Particularly enhanced was the number of cardinals from Latin America. Of the Church's 25 youngest cardinals, eight are now from that continent - no doubt acknowledging the fact it is home to 40 percent of the world's Catholics.
The word "cardinal" itself comes from the Latin word cardo for a hinge. It is an early reference to the important role of the cardinals. Originally these advisors to the Pope were chosen from the clergy of Rome, and from surrounding dioceses. In 1150, Pope Eugenius III constituted the cardinals as a college, but already since 1059 they had been the exclusive electors of the pope and since 1378, the popes have been solely from members of the college.
Between the 13th and 15th centuries, the number of cardinals rarely exceeded 30, but in 1586, Pope Sixtus V set a limit of 70, while Pope Paul VI (1963-1978) raised the limit to 120 - now exceeded by Pope John Paul II. Paul VI also prohibited those over 80 from voting in a conclave.
The present elector 135 cardinals fall into two main categories - those residing in Rome and those residing in their dioceses. Of the first group, about twenty work at the Vatican in charge of congregations for Clergy, Bishops, Liturgy and Sacraments, Doctrine of the Faith, etc.
Most of the expected curial offices received red hats: Jean-Baptiste Re at the Bishops' Congregation, Francis-Xavier Nguyen Van Thuan at Justice and Peace, Crescenzio Sepe, the Secretary of the Jubilee, Walter Kasper, Secretary of the Pontifical Council for Promoting Christian Unity - widely expected to head the Council upon the retirement of the Rome-based Australian, Edward Cassidy, now 76 - and others.
In Ireland, the historic primatial see of Armagh, Northern Ireland, was passed over in favour of the much more populous Dublin, where Archbishop Desmond Connell, 74, will become a cardinal. A number of the appointees were archbishops who had recently succeeded to sees traditionally governed by cardinals, e.g., Edward Egan of New York, Theodore McCarrick of Washington DC and Cormac Murphy-O'Connor of Westminster.
An unexpected US name was that of the widely respected theologian, 82-year-old Fr Avery Dulles SJ (see page 12).
The Latin American residential archbishops who were created cardinals come from eight different countries, representing archdioceses with average Catholic populations of 3.5 million. With the elevation of the relatively young Juan Luis Cipriani Thorne - the 57-year-old Archbishop of Lima, Peru - Opus Dei has its first cardinal. As a young man he played in his country's national basketball team.
Despite having already for a second time exceeded the numerical limit set by Paul VI and confirmed by himself in the Apostolic Constitution Universi dominici gregis, John Paul II left open the possibility of naming even more cardinals in the not-too-distant future. Some Vatican watchers suggest this could occur as early as this coming December.

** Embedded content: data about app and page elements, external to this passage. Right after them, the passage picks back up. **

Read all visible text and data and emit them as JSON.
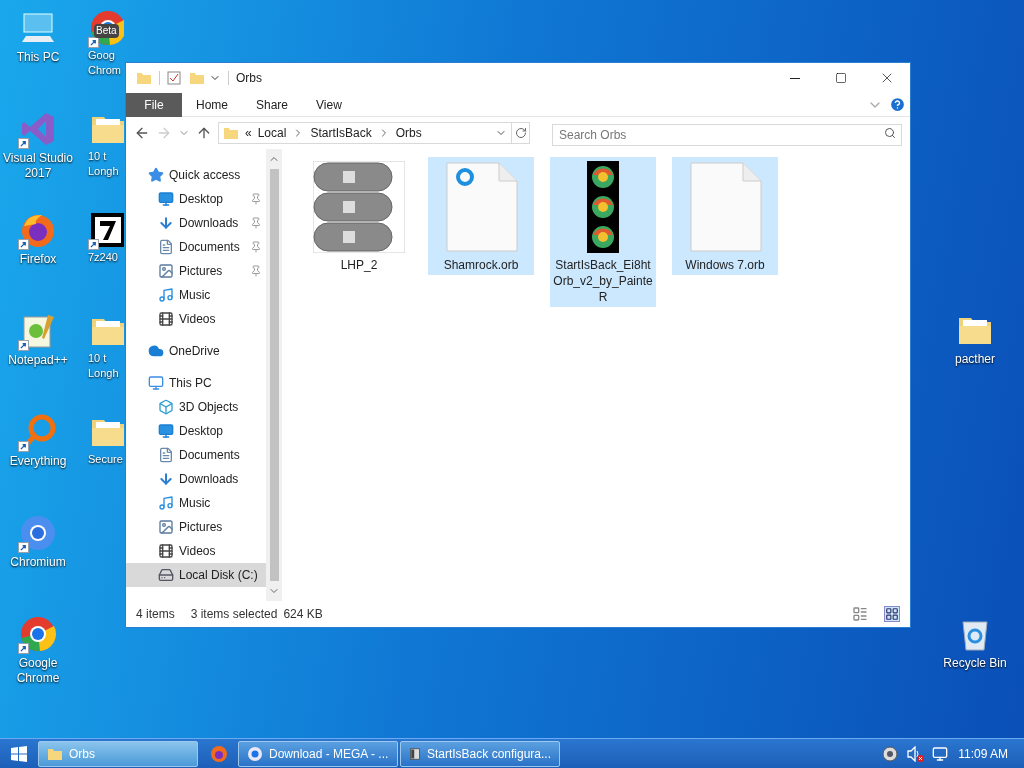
{
  "desktop": {
    "left_column": [
      {
        "label": "This PC",
        "kind": "pc",
        "shortcut": false
      },
      {
        "label": "Visual Studio 2017",
        "kind": "vs",
        "shortcut": true
      },
      {
        "label": "Firefox",
        "kind": "firefox",
        "shortcut": true
      },
      {
        "label": "Notepad++",
        "kind": "notepad",
        "shortcut": true
      },
      {
        "label": "Everything",
        "kind": "search",
        "shortcut": true
      },
      {
        "label": "Chromium",
        "kind": "chromium",
        "shortcut": true
      },
      {
        "label": "Google Chrome",
        "kind": "chrome",
        "shortcut": true
      }
    ],
    "partial_column": [
      {
        "lines": [
          "Goog",
          "Chrom"
        ],
        "kind": "chrome",
        "badge": "Beta",
        "shortcut": true
      },
      {
        "lines": [
          "10 t",
          "Longh"
        ],
        "kind": "folder",
        "shortcut": false
      },
      {
        "lines": [
          "7z240"
        ],
        "kind": "sevenzip",
        "shortcut": true
      },
      {
        "lines": [
          "10 t",
          "Longh"
        ],
        "kind": "folder",
        "shortcut": false
      },
      {
        "lines": [
          "Secure"
        ],
        "kind": "folder",
        "shortcut": false
      }
    ],
    "right_column": [
      {
        "label": "pacther",
        "kind": "folder",
        "shortcut": false
      },
      {
        "label": "Recycle Bin",
        "kind": "recycle",
        "shortcut": false
      }
    ]
  },
  "window": {
    "title": "Orbs",
    "ribbon_tabs": [
      {
        "label": "File",
        "selected": true
      },
      {
        "label": "Home",
        "selected": false
      },
      {
        "label": "Share",
        "selected": false
      },
      {
        "label": "View",
        "selected": false
      }
    ],
    "breadcrumb": [
      "«",
      "Local",
      "StartIsBack",
      "Orbs"
    ],
    "search": {
      "placeholder": "Search Orbs"
    },
    "nav": [
      {
        "label": "Quick access",
        "kind": "star",
        "selected": false,
        "children": [
          {
            "label": "Desktop",
            "kind": "desktop",
            "pinned": true,
            "selected": false
          },
          {
            "label": "Downloads",
            "kind": "download",
            "pinned": true,
            "selected": false
          },
          {
            "label": "Documents",
            "kind": "document",
            "pinned": true,
            "selected": false
          },
          {
            "label": "Pictures",
            "kind": "picture",
            "pinned": true,
            "selected": false
          },
          {
            "label": "Music",
            "kind": "music",
            "pinned": false,
            "selected": false
          },
          {
            "label": "Videos",
            "kind": "video",
            "pinned": false,
            "selected": false
          }
        ]
      },
      {
        "label": "OneDrive",
        "kind": "cloud",
        "selected": false
      },
      {
        "label": "This PC",
        "kind": "pc",
        "selected": false,
        "children": [
          {
            "label": "3D Objects",
            "kind": "cube",
            "pinned": false,
            "selected": false
          },
          {
            "label": "Desktop",
            "kind": "desktop",
            "pinned": false,
            "selected": false
          },
          {
            "label": "Documents",
            "kind": "document",
            "pinned": false,
            "selected": false
          },
          {
            "label": "Downloads",
            "kind": "download",
            "pinned": false,
            "selected": false
          },
          {
            "label": "Music",
            "kind": "music",
            "pinned": false,
            "selected": false
          },
          {
            "label": "Pictures",
            "kind": "picture",
            "pinned": false,
            "selected": false
          },
          {
            "label": "Videos",
            "kind": "video",
            "pinned": false,
            "selected": false
          },
          {
            "label": "Local Disk (C:)",
            "kind": "drive",
            "pinned": false,
            "selected": true
          }
        ]
      }
    ],
    "files": [
      {
        "name": "LHP_2",
        "kind": "strip-gray",
        "selected": false
      },
      {
        "name": "Shamrock.orb",
        "kind": "file-ring",
        "selected": true
      },
      {
        "name": "StartIsBack_Ei8htOrb_v2_by_PainteR",
        "kind": "strip-orbs",
        "selected": true
      },
      {
        "name": "Windows 7.orb",
        "kind": "file",
        "selected": true
      }
    ],
    "status_bar": {
      "count": "4 items",
      "selection": "3 items selected",
      "size": "624 KB"
    }
  },
  "taskbar": {
    "items": [
      {
        "label": "Orbs",
        "kind": "folder",
        "selected": true
      },
      {
        "kind": "firefox",
        "selected": false
      },
      {
        "label": "Download - MEGA - ...",
        "kind": "chrome",
        "selected": false
      },
      {
        "label": "StartIsBack configura...",
        "kind": "app",
        "selected": false
      }
    ],
    "clock": "11:09 AM"
  }
}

When reading out the 37 names on 21 January, the Holy Father noted that "many others merited the honour" and he hoped to have the opportunity "to testify in this manner to my esteem and affection to those people and the countries they represent."
In this regard, some in the media had been earlier suggesting a red hat might come to Melbourne, given the prominence of Archbishop George Pell.
However, with a world average of approximately 7.5 million Catholics per voting cardinal (including curial ones), Australia's Catholic population of about five million is already well covered by the present two - Cardinals Cassidy and Clancy. However, with their eventual retirements, the situation could well change - although the traditional allocation of a red hat to Sydney remains a factor in the equation.